● **ACTIVITY**
Look through the data below and work out how many lines hold "right"; state only the number.

[Entries from a dataset of interfaces]

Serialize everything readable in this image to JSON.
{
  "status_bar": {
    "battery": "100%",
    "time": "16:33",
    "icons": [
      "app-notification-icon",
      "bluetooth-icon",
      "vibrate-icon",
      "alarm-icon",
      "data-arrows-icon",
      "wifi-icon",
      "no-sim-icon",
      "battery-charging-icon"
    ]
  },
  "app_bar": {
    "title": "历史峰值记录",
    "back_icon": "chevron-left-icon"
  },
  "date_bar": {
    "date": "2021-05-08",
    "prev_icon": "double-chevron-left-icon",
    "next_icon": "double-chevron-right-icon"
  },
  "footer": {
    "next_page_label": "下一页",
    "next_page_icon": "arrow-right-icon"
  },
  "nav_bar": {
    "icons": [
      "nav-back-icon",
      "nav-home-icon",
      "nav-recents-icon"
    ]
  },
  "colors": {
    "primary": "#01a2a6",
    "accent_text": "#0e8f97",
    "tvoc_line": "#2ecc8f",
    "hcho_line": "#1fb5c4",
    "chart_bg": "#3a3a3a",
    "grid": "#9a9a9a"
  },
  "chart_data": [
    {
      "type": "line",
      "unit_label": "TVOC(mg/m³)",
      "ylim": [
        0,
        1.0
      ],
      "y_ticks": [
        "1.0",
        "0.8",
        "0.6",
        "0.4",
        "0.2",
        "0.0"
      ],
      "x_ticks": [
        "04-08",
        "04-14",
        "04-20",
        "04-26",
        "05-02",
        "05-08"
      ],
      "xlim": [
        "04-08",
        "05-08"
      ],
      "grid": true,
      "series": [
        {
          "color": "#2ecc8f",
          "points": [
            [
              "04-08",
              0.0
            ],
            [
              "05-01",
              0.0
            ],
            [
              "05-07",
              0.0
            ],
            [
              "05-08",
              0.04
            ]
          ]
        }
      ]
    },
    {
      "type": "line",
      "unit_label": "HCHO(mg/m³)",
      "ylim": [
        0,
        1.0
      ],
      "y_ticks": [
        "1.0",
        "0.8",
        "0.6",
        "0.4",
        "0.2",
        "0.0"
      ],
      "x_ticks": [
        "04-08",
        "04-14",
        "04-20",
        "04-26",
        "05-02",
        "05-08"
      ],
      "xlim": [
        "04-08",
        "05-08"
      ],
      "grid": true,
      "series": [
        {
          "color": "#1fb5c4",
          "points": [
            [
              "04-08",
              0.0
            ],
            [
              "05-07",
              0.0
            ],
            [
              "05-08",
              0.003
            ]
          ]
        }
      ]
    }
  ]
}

● **OUTPUT FOR THIS TASK**
2